a spurious observation or result arising from preparatory or investigative procedures.
any feature that is not naturally present but is a product of an extrinsic agent, method, or the like:
statistical artifacts that make the inflation rate seem greater than it is.
Speculation goes as far as to suggest that these human beings became increasingly dependent on artifactual means of notation.
The Civilization of Illiteracy Mihai Nadin
a variant spelling of artefact
also artefactual, 1914, from artifact + -al (1).
1821, artefact, “anything made by human art,” from Italian artefatto, from Latin arte “by skill” (ablative of ars “art;” see art (n.)) + factum “thing made,” from facere “to make, do” (see factitious). The spelling with -i- is by 1884, by influence of the Latin stem. Archaeological application dates from 1890.
artifact ar·ti·fact or ar·te·fact (är’tə-fākt’)
A structure or substance not normally present but produced by an external agent or action, such as a structure seen in a microscopic specimen after fixation that is not present in the living tissue.
A skin lesion produced or perpetuated by self-inflicted action.
ar’ti·fac·ti’tious (-fāk-tĭsh’əs) or ar’ti·fac’tu·al (-fāk’chu-əl) adj.
artifact also artefact
An object produced or shaped by human craft, especially a tool, weapon, or ornament of archaeological or historical interest.
An artificial product or effect observed in a natural system, especially one introduced by the technology used in scientific investigation or by experimental error.
a clever trick or stratagem; a cunning, crafty device or expedient; wile. trickery; guile; craftiness. cunning; ingenuity; inventiveness: a drawing-room comedy crafted with artifice and elegance. a skillful or artful contrivance or expedient. Contemporary Examples He is unfailingly polite and contrite, still slightly awkward with the artifice of campaigning after all these years. South Carolina […]
a person who is skillful or clever in devising ways of making things; inventor. a skillful or artistic worker; craftsperson. Historical Examples But the secret of these rose windows is unknown to the Tuscan artificer. The Well of Saint Clare Anatole France To what artificer, is not Picture, a great pleasure and Commoditie? The Mathematicall […]
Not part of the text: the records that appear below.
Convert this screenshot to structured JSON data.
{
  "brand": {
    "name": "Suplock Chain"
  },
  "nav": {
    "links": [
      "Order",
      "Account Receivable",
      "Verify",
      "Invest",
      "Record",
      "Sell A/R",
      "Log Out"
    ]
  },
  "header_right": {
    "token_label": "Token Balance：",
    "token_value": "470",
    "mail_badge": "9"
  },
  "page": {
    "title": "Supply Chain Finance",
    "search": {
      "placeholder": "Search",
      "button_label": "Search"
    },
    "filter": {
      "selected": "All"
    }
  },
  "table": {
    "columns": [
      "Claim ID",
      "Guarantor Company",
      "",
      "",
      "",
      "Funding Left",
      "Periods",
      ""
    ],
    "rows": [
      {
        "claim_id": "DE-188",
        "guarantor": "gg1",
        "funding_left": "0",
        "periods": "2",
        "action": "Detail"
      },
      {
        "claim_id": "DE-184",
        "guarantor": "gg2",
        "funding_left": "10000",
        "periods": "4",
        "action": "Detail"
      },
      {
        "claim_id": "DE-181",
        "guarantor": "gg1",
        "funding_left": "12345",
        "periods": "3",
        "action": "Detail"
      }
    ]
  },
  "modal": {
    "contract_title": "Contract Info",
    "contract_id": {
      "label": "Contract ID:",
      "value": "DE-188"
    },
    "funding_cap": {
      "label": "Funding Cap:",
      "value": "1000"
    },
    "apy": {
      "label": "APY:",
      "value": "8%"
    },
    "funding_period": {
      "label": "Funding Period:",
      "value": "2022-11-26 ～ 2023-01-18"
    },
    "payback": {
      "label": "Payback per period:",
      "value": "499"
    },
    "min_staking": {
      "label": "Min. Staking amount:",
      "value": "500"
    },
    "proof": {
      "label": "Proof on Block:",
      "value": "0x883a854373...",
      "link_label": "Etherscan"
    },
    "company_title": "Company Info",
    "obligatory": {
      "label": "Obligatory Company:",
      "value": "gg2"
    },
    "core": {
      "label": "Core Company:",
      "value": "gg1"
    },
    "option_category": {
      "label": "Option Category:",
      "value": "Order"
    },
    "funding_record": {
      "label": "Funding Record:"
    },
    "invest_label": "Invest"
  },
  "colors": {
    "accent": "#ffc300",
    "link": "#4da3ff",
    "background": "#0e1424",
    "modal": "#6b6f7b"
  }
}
- Artificial aids
Manège. (def 6b). Historical Examples All artificial aids to beauty should be sparingly used, and have no place whatever upon the toilet table of the young girl. Social Life Maud C. Cooke Hence, the universal craving for artificial aids to digestion. Smoking and Drinking James Parton Brief information as to all artificial aids to navigation […]
- Artificial aid
Manège. (def 6b). Historical Examples Having “influence” to help them, they usually rely on this artificial aid—seldom upon themselves. The Young Man and the World Albert J. Beveridge An artificial aid to conversation and the repetition of threadbare stories, generally off-color. The Roycroft Dictionary Elbert Hubbard Then I can fill my cup without any artificial […]